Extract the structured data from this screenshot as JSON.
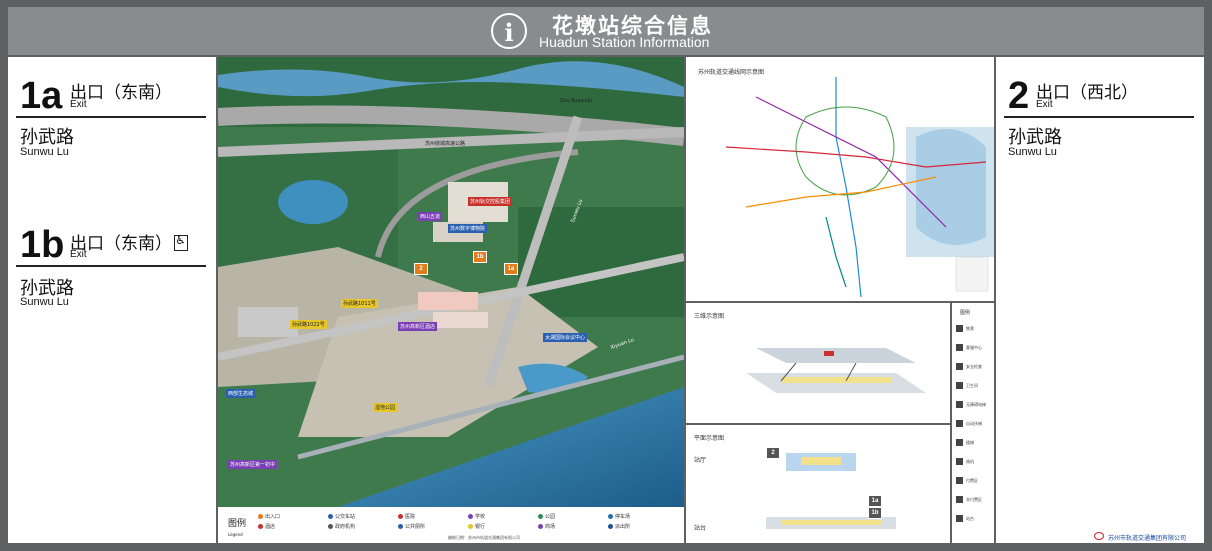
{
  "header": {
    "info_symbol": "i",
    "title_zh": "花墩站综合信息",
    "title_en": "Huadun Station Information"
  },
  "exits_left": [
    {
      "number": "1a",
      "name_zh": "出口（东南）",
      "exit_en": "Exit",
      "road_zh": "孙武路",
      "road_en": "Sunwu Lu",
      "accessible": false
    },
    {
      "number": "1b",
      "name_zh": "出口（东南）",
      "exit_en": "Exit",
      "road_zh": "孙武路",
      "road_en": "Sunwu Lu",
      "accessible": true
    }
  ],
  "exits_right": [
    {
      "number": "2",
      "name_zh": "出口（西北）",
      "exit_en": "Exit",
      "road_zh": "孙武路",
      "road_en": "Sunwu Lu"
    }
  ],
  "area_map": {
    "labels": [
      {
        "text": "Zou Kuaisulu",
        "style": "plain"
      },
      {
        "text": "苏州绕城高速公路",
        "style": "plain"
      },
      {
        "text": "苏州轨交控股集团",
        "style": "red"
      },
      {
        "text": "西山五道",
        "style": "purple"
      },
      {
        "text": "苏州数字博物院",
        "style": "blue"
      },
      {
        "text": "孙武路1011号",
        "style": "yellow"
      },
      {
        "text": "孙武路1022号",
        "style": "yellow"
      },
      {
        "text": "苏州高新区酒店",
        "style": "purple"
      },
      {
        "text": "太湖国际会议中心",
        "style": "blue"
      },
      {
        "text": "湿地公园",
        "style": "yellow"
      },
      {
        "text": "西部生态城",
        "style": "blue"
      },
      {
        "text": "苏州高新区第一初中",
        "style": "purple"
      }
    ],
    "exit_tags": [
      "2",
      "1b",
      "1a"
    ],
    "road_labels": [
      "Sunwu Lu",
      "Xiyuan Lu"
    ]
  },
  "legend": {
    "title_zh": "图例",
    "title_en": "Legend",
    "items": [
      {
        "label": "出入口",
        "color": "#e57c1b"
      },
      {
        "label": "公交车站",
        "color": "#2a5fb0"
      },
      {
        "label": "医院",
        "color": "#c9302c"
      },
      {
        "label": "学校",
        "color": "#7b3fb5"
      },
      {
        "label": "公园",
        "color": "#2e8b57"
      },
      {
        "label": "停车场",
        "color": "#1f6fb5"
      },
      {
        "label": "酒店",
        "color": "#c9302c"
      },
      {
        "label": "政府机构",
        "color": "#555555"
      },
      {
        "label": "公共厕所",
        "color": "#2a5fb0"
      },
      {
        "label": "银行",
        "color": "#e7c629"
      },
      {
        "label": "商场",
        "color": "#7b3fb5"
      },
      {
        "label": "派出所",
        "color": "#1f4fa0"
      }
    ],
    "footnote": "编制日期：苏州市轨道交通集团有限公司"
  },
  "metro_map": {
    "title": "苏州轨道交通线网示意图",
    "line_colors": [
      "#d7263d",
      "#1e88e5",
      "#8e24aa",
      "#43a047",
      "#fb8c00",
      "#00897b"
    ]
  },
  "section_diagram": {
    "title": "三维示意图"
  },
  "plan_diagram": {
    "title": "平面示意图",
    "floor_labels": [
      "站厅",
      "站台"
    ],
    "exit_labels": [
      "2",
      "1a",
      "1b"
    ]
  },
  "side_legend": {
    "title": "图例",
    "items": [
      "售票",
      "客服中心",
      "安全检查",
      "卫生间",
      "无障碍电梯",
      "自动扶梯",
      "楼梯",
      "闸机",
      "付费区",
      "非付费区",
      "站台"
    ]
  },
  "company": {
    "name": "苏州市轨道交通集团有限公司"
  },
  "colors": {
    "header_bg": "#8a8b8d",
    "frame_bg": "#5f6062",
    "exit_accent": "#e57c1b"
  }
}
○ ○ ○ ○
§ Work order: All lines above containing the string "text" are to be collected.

§ Result of the exercise:
        "text": "Zou Kuaisulu",
        "text": "苏州绕城高速公路",
        "text": "苏州轨交控股集团",
        "text": "西山五道",
        "text": "苏州数字博物院",
        "text": "孙武路1011号",
        "text": "孙武路1022号",
        "text": "苏州高新区酒店",
        "text": "太湖国际会议中心",
        "text": "湿地公园",
        "text": "西部生态城",
        "text": "苏州高新区第一初中",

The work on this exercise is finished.